Quantitative Analysis of the Human Airway Tree Using High Resolution MDCT Data

Open Access
Amthor, Michael R
Area of Honors:
Electrical Engineering
Bachelor of Science
Document Type:
Thesis Supervisors:
  • William Evan Higgins, Thesis Supervisor
  • William Evan Higgins, Honors Advisor
  • Jeffrey Scott Mayer, Faculty Reader
  • image processing
  • lungs
  • medical imaging
  • quantitative
  • analysis
  • statistics

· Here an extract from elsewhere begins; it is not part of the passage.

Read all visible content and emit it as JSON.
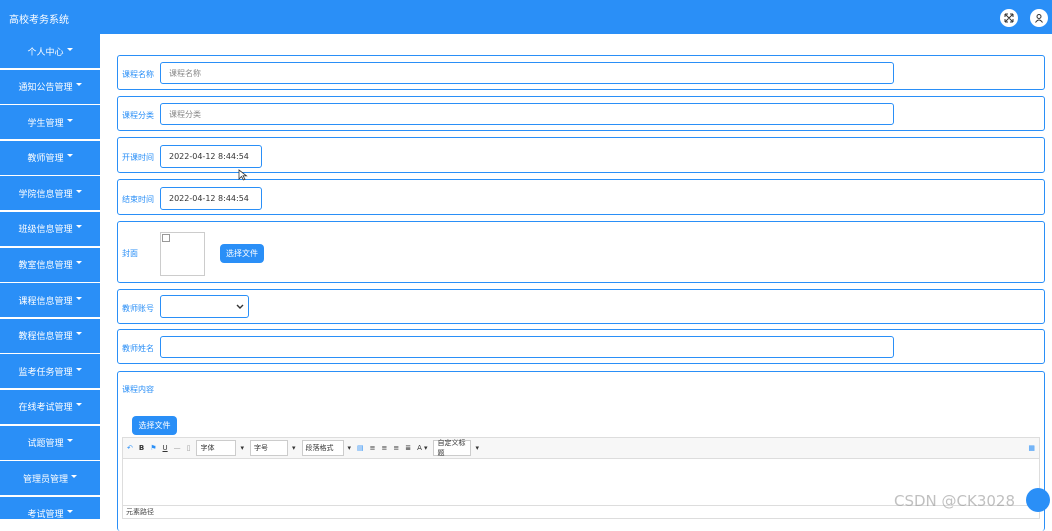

The Multidimensional Image Processing Lab (MIPL) at the Pennsylvania State University has developed a software suite designed to aid in navigational bronchoscopy. The MIPL suite takes a high-resolution computed tomography (CT) patient chest scan and creates a 3D reconstruction of the patient’s chest anatomy. Associated with this process is the generation of a quantitative representation of the airway tree, extracted via image processing techniques developed by the MIPL. Quantitative measurement is possible due to the known dimensions and orientation of chest CT scans. Current methods and the MIPL’s work in planning navigational bronchoscopies have led to an unprecedented availability of high-resolution 3D data. Because of the exhaustive verification of the MIPL suite’s efficacy, we take interest in using the data produced by the MIPL in a quantitative analysis of the human airway tree. The data utilized in this analysis come from 81 patient chest scans accrued over the years by the MIPL. Each case must first be individually processed by the MIPL suite and then by a C++ program we have designed to create a standardized output file. The output files of many cases are then compiled and further processed by a MATLAB program designed to calculate aggregate statistics. Finally, these statistics are organized into plots and tables to give a statistical representation of the airway tree. We observe branch diameters, lengths, and angles by generation, lobar generation and lobe for the entire population, and compare branch measurements between genders and among body mass index classifications. We note a decrease in branch size with an increase in generation, supported by Ewald Weibel’s conclusions. We also observe a larger branch size in males than in females, and an increase in branch diameters with BMI except in obese patients.